For more information and resources on the two programs above, visit KRC’s FAQ – What is the Coronavirus Food Assistance Program (CFAP)? How do farmers receive this aid?
The Paycheck Protection Program is administered by the US department of Treasury. It provides small businesses (less than 500 employees) with funds to pay up to 8 weeks of payroll costs including benefits.
For more information on these two programs, visit KRC’s FAQ section, What is the Paycheck Protection Program (PPP) and the Economic Injury Disaster Loan Application (EIDL)? Are farmers/ranchers eligible to apply?
Business and Industry CARES Act Program
This program provides loan guarantees to rural businesses and agricultural producers that are not eligible for USDA Farm Service Agency loans.
It appears that lenders must first apply to participate in the program to make funds available to businesses. Interested borrowers should inquire about the program with their lender.
For more information visit – https://www.rd.usda.gov/programs-services/business-and-industry-cares-act-program

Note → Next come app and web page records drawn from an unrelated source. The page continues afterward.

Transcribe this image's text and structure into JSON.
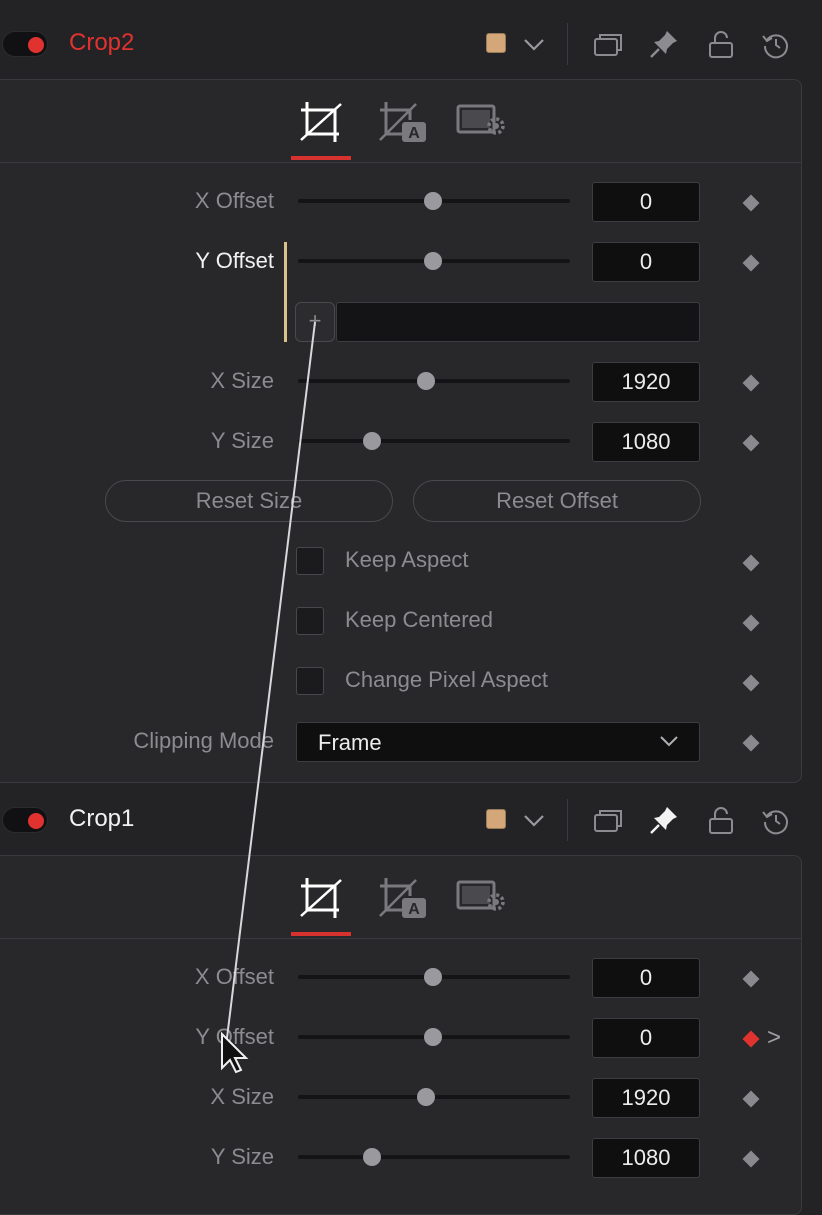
{
  "crop2": {
    "title": "Crop2",
    "title_color": "#e0322f",
    "swatch_color": "#d4a77a",
    "tabs": [
      "crop-tab-icon",
      "crop-auto-tab-icon",
      "settings-tab-icon"
    ],
    "params": {
      "x_offset": {
        "label": "X Offset",
        "value": "0"
      },
      "y_offset": {
        "label": "Y Offset",
        "value": "0"
      },
      "x_size": {
        "label": "X Size",
        "value": "1920"
      },
      "y_size": {
        "label": "Y Size",
        "value": "1080"
      }
    },
    "add_button": "+",
    "buttons": {
      "reset_size": "Reset Size",
      "reset_offset": "Reset Offset"
    },
    "checkboxes": {
      "keep_aspect": "Keep Aspect",
      "keep_centered": "Keep Centered",
      "change_pixel_aspect": "Change Pixel Aspect"
    },
    "clipping_mode": {
      "label": "Clipping Mode",
      "value": "Frame"
    }
  },
  "crop1": {
    "title": "Crop1",
    "title_color": "#f2f2f2",
    "swatch_color": "#d4a77a",
    "params": {
      "x_offset": {
        "label": "X Offset",
        "value": "0"
      },
      "y_offset": {
        "label": "Y Offset",
        "value": "0"
      },
      "x_size": {
        "label": "X Size",
        "value": "1920"
      },
      "y_size": {
        "label": "Y Size",
        "value": "1080"
      }
    },
    "keyframe_next": ">"
  },
  "colors": {
    "accent_red": "#e0322f",
    "link_line": "#d9c38a",
    "panel_bg": "#28282b"
  }
}
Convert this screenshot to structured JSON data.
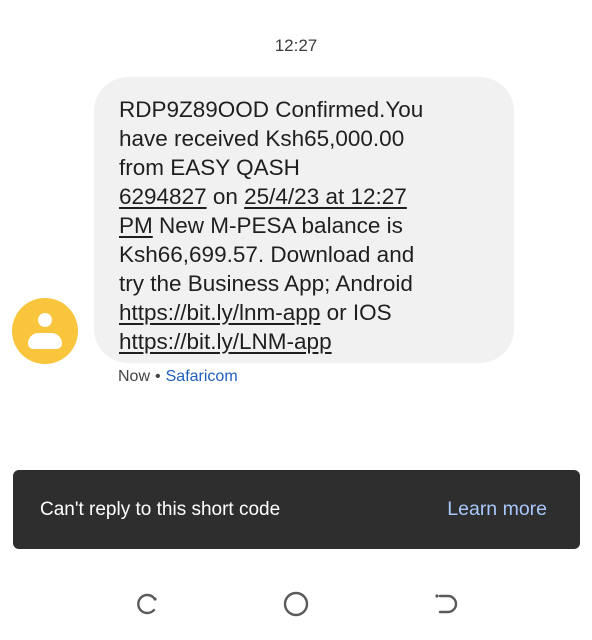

An economic analysis developed for NSAC found that farmers who have lost access to direct markets as a result of the ongoing COVID-19 crisis and “social distancing” restrictions stand to lose more than $1 billion in sales this year. The CARES Act is critical to ensuring that damage to small farm and local food systems is mitigated.
For ways to take action as the CARES Act impacts farms and rural communities, tune in to KRC and NSAC action alerts. For more information and analysis of the CARES Act as it relates to agriculture, food, and nutrition visit: https://sustainableagriculture.net/blog/closer-look-farmer-relief-senate-pandemic-package/Back to Farm & Local Food FAQs